##### Task data #####

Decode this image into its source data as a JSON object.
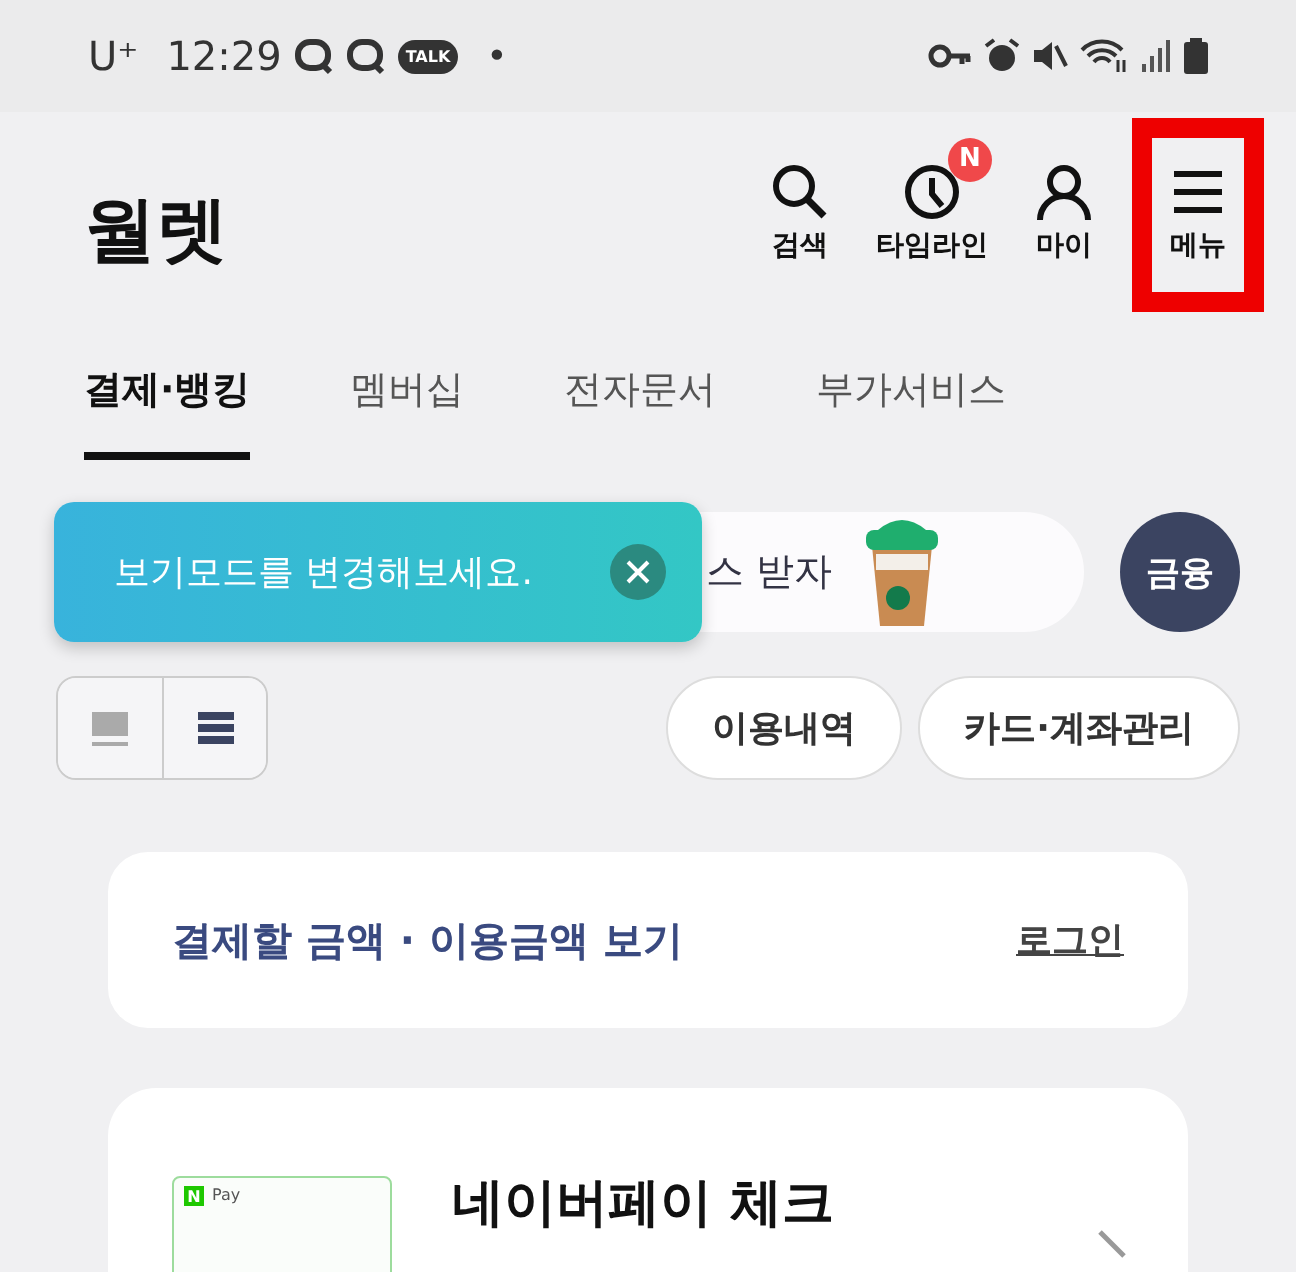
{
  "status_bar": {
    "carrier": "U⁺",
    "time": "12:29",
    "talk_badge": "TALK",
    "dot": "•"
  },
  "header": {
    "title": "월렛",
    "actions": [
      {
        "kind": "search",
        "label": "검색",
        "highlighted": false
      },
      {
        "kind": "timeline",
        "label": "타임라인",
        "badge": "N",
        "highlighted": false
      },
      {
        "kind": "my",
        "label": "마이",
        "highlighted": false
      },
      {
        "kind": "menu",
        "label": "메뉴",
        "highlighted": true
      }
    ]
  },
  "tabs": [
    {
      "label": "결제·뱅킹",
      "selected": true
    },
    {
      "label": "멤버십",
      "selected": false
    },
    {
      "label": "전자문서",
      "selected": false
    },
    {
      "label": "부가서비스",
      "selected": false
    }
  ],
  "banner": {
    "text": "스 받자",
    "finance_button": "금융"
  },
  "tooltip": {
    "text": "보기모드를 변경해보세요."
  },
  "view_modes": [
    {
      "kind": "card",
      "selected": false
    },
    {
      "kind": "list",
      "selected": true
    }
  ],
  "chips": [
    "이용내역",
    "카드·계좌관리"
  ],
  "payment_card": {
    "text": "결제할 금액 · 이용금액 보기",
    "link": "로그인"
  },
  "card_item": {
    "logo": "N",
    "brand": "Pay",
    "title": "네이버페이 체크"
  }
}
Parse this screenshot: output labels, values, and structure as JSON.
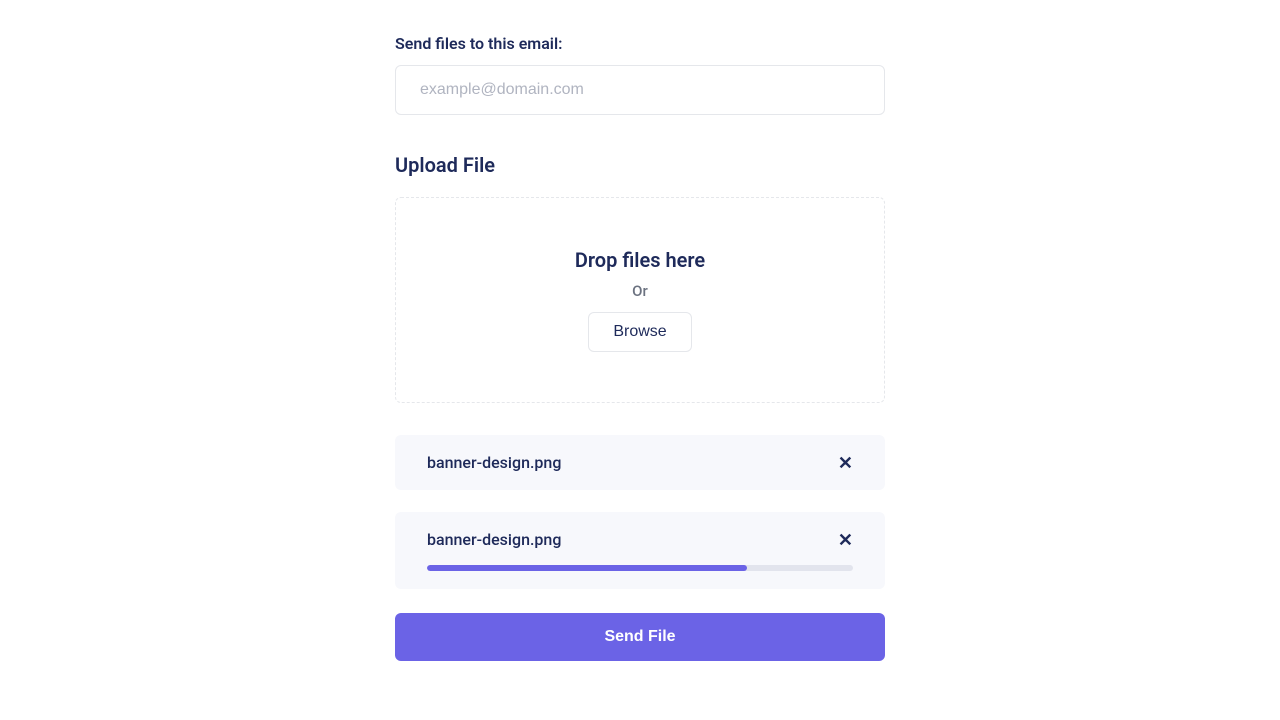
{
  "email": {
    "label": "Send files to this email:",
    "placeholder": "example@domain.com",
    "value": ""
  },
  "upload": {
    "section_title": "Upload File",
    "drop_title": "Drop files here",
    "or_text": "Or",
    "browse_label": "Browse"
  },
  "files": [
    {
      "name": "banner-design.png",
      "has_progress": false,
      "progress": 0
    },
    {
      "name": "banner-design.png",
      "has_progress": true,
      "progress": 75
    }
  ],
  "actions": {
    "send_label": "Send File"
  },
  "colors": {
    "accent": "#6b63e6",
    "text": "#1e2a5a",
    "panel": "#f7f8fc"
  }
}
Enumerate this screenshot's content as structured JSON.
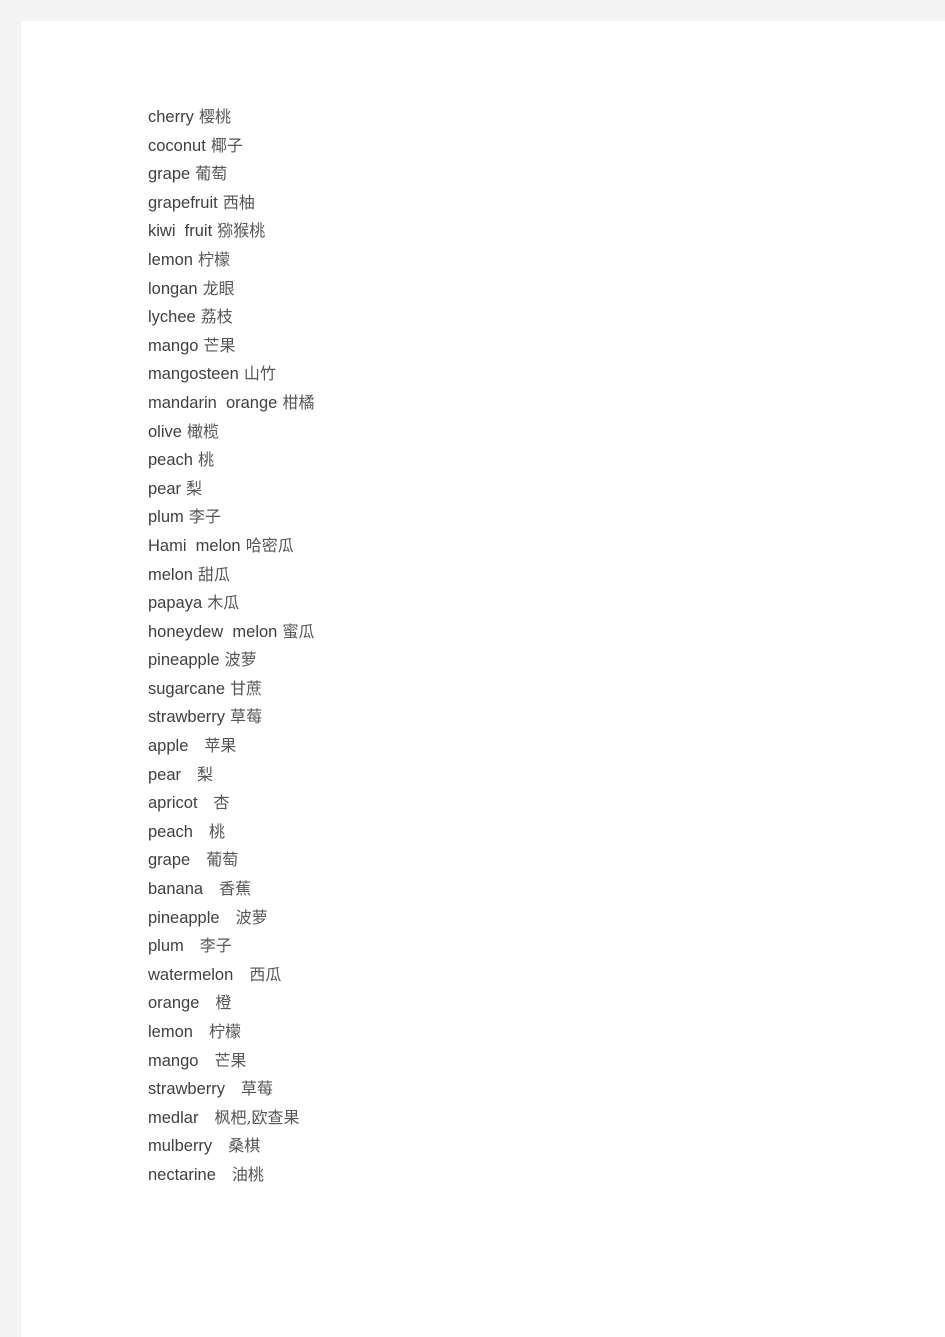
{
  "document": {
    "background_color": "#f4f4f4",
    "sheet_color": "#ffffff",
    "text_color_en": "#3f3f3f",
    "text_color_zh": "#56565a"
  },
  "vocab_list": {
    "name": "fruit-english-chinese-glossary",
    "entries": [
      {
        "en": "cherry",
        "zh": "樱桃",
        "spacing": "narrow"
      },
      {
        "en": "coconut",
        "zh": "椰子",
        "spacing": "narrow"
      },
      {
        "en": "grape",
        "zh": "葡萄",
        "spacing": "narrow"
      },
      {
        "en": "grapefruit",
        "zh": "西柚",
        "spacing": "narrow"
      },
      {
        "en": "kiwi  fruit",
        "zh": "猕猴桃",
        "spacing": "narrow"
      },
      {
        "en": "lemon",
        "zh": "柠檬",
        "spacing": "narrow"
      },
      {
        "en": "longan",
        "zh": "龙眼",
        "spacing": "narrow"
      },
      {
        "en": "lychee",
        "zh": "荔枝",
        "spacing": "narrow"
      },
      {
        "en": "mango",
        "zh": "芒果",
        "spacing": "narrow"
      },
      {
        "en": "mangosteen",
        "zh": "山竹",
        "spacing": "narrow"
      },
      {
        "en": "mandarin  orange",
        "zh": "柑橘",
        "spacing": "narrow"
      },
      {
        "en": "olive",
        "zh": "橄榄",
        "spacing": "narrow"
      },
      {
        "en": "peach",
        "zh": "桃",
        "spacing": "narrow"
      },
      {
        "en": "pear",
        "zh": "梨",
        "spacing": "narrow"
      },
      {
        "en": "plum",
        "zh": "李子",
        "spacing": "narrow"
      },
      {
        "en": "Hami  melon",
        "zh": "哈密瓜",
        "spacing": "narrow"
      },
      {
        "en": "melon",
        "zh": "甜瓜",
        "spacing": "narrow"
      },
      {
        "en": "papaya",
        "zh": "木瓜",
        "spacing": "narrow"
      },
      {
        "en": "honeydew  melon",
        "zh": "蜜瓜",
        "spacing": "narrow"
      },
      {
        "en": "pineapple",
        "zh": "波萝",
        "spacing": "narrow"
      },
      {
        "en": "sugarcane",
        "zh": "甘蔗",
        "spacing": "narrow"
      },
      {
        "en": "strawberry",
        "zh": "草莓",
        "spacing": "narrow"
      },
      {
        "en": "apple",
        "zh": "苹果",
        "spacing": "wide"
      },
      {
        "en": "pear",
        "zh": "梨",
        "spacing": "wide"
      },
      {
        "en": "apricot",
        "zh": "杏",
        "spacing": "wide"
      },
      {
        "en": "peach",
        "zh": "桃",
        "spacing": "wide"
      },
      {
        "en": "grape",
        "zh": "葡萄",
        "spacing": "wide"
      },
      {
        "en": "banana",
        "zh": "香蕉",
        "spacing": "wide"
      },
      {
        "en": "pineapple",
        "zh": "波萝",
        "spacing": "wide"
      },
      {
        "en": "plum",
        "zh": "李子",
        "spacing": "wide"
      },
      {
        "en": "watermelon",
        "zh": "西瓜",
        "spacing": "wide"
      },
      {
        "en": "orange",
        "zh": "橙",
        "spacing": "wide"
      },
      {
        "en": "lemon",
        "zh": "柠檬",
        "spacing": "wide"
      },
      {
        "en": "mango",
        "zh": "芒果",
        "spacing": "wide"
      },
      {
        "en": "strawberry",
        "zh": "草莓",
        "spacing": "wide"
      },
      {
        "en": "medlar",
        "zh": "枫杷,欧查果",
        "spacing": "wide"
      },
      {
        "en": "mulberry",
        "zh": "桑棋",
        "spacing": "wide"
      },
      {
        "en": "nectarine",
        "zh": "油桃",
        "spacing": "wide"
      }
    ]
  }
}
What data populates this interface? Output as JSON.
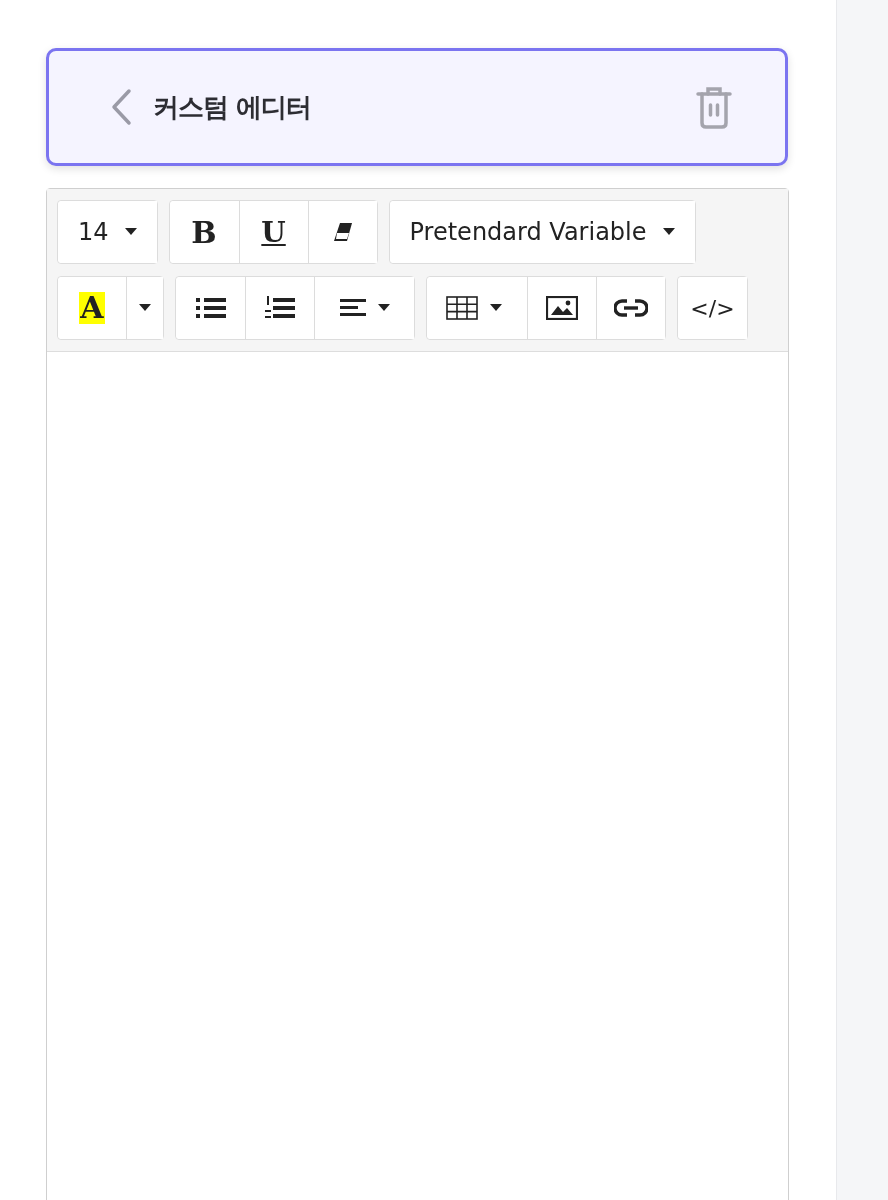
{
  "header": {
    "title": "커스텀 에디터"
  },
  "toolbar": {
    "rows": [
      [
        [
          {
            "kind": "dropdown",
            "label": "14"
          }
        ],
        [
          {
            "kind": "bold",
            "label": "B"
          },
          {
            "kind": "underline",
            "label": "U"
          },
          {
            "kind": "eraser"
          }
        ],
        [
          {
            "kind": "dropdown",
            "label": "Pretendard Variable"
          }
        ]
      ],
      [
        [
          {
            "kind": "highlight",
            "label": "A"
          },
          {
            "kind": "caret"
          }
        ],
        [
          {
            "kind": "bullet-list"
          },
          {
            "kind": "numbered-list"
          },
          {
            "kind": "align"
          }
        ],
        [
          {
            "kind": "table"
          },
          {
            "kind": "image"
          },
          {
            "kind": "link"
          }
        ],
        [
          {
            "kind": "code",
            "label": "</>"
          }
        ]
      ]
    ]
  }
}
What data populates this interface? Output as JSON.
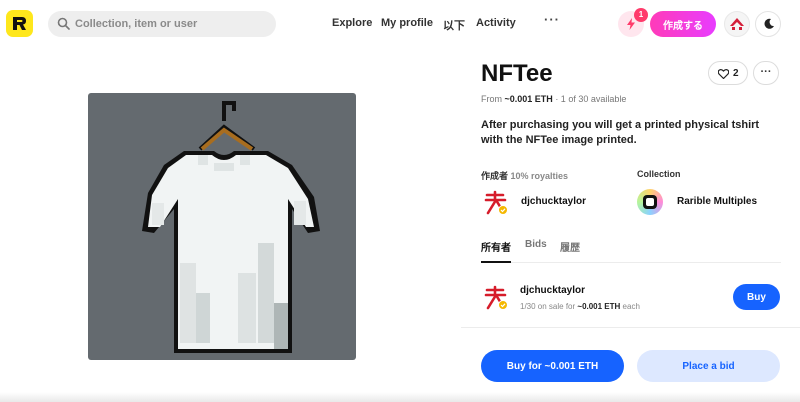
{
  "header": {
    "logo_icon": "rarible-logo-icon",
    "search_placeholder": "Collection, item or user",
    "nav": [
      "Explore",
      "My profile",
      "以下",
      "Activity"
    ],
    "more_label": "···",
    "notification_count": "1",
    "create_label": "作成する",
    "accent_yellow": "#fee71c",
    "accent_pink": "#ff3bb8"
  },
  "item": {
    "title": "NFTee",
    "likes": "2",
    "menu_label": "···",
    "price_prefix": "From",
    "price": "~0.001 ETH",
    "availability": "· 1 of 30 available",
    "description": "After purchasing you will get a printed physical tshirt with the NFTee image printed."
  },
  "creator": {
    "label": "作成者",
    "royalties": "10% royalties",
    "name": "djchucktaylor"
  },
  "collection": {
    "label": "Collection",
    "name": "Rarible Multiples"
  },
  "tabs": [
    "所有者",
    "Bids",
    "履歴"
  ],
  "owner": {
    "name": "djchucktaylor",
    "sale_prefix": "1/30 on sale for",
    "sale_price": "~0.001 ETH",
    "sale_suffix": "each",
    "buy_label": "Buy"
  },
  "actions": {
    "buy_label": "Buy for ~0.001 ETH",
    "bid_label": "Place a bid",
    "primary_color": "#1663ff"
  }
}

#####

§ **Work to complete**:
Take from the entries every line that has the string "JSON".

§ **Exercise output**:
Decode this image into its source data as a JSON object.
Parse this screenshot: output labels, values, and structure as JSON.
Enumerate this screenshot's content as structured JSON.
What data populates this interface? Output as JSON.
What data populates this interface? Output as JSON.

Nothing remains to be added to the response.